from the United States District Court for the Northern
District of Texas
WIENER, HIGGINSON, and HO, Circuit Judges.
C. HO, Circuit Judge.
Sifuentes pleaded guilty to a drug-related money laundering
conspiracy. Sifuentes now challenges his below-Guidelines
sentence of 160 months as both procedurally incorrect and
substantively unreasonable. We reject his arguments and
cousin Pablo Zavala sold large quantities of methamphetamine
smuggled in from Mexico to Fernando Obregon in Dallas.
Sifuentes worked with Zavala to launder and return the drug
proceeds to Mexico. He also recruited the help of Aaron
Gonzalez to launder the money and conduct wire transfers to
Mexico. Sifuentes let Gonzalez know the money came from the
sale of drugs, telling him that Zavala concealed illegal
drugs inside "candies, soaps, and other items,"
which Zavala then shipped to Dallas. From his recruitment
until the time of his arrest, Sifuentes exchanged over 600

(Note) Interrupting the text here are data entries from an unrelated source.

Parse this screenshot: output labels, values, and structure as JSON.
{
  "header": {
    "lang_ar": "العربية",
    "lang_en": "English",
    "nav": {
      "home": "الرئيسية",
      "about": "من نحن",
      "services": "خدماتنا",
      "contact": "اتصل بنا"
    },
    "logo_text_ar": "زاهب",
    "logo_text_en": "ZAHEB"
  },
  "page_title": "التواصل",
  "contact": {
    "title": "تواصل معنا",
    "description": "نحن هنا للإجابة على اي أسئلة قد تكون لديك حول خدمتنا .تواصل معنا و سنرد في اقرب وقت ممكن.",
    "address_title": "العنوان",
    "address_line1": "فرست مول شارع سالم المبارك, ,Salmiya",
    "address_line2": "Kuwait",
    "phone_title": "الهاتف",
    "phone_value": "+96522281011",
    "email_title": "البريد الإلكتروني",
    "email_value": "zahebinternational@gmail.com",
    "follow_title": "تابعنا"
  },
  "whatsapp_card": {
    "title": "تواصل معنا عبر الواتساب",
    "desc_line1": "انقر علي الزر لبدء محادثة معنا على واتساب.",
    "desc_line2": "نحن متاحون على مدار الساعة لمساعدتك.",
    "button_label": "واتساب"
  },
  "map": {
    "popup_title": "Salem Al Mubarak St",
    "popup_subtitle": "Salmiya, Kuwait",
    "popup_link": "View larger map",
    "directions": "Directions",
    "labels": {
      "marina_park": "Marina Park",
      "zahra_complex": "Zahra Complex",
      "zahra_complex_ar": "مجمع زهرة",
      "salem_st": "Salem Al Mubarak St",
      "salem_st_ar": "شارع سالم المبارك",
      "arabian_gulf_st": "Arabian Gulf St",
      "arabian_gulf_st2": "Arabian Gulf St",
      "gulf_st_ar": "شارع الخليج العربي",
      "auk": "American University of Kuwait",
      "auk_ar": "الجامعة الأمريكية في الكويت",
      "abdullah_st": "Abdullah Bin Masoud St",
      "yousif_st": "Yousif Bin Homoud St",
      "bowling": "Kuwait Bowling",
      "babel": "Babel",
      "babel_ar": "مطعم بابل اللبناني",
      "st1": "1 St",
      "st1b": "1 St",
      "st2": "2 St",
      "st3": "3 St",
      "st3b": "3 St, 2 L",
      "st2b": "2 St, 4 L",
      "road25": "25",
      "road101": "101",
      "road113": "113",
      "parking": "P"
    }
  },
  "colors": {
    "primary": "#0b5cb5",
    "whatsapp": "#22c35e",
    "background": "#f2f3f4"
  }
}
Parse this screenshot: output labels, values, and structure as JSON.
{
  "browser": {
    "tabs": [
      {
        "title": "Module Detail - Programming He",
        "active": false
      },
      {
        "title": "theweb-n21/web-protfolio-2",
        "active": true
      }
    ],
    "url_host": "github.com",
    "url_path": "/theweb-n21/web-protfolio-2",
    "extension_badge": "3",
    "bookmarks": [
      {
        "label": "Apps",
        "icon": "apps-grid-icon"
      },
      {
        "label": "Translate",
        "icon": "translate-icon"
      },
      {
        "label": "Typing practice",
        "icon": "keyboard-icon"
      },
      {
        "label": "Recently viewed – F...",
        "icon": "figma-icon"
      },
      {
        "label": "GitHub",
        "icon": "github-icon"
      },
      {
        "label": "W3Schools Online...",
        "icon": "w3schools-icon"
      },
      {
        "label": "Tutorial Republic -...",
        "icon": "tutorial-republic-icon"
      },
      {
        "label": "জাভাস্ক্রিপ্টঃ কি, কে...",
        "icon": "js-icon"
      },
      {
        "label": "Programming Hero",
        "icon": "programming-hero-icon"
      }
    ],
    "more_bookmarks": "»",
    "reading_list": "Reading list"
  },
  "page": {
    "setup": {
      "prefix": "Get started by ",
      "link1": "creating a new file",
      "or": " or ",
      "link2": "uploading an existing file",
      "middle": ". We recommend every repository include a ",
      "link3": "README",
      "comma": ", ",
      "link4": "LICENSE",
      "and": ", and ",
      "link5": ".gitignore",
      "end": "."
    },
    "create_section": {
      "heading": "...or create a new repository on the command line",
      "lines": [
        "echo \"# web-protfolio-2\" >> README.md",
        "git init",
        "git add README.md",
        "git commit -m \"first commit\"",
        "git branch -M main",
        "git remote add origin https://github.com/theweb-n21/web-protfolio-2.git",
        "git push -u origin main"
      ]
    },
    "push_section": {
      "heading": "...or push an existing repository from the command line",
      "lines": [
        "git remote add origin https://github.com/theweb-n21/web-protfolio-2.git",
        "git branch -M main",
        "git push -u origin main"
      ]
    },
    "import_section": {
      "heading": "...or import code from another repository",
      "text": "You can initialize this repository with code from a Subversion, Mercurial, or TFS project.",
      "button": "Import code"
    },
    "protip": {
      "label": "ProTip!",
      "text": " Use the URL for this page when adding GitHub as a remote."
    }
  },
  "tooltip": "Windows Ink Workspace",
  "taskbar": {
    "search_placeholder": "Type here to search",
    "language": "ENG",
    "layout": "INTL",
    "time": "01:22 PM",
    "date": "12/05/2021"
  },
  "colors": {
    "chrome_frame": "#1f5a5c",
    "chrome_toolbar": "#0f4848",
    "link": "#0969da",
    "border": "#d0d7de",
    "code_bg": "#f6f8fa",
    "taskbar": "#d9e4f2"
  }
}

electronic communications with Zavala and Obregon, primarily
via WhatsApp and phone calls.
least one occasion, Sifuentes tried to convince Gonzalez to
pick up a load of methamphetamine in Dallas. He explained to
Gonzalez that he needed "some cokes and soap"
moved-objects Sifuentes previously told Gonzalez contained
hidden drugs. Sifuentes could not pick up the drugs himself
because he was busy collecting proceeds of other drug sales
in Kansas. But Gonzalez did not want to leave the drugs in
"[his] car for a long time." Sifuentes then asked
Gonzalez to transport the drugs to a nearby hotel on his
behalf, stating he could pick up the drugs later. Gonzalez
again refused, claiming he was "spooked," and
worried Zavala would not "have [his] back in jail . . .
." Two weeks later, the FBI arrested Sifuentes.
February 2018, Sifuentes proceeded to a jury trial on the
indictment alleging a money laundering conspiracy. In March,
the trial ended in a hung jury. The court set a second trial
date, but before trial, Sifuentes pleaded guilty without a
plea agreement. He admitted he knowingly conspired to conduct
financial transactions with proceeds he knew were exclusively
derived from drug trafficking.
probation officer writing the Presentence Investigation
Report (PSR) for Sifuentes's sentence included the
attempted drug pickup with Gonzalez in his calculation.
U.S.S.G. § 2S1.1(a). The Sentencing Guidelines establish
two different methods for calculating a sentence for a money
laundering conviction, depending on whether the defendant
also committed, aided, abetted, counseled, commanded,
induced, procured, or willfully caused the substantive
underlying offense, or laundered money only. See
U.S.S.G. §§ 2S1.1(a)(1)-(2). The PSR here applied
the former method, relying on an underlying drug conspiracy
to calculate the base offense level.
objected, claiming that his one abortive attempt to
facilitate drug distribution should not lead to culpability
under section 2S1.1(a)(1). The Government countered that his
"near constant contact" with leaders in the drug
conspiracy, as well as his acts of money laundering and
attempt on at least one occasion to direct another person to
pick up drugs, showed a pattern of engaging in the underlying
and ongoing criminal activity.
district court overruled Sifuentes's objection to his
base offense level and calculated a preliminary Guidelines
imprisonment range of 262 to 327 months, capped by statute at
240 months. To get to that range, the PSR applied section
2S1.1(a)(1), which determined the base level for the
underlying offense through cross-reference to section
1B1.3(a)(1)(A). Applying section 1B1.3(a)(1)(A) led the
district court by cross-reference to section 2D1.1. Finding
Sifuentes laundered $93, 974 in drug proceeds, the PSR found
Sifuentes accountable for 14.91 kilograms of methamphetamine.
A drug offense involving between five and fifteen kilograms
of methamphetamine leads to a base offense level of 34. After
final adjustments, the district court found an offense level
of 38, with a criminal history category of II.
made several arguments for a downward departure. He requested
a sentence of 60 months. The district court acknowledged
Sifuentes's arguments and ultimately decided on a
sentence of 160 months- an 80-month reduction below the
statutory cap and Guidelines-suggested range. Sifuentes
objected to the procedural and substantive reasonableness of
review the district court's factual findings for clear
error and its application of the Guidelines de novo.
United States v. Ruiz, 621 F.3d 390, 394 (5th Cir.
2010). We review the substantive reasonableness of the
sentence for an abuse ...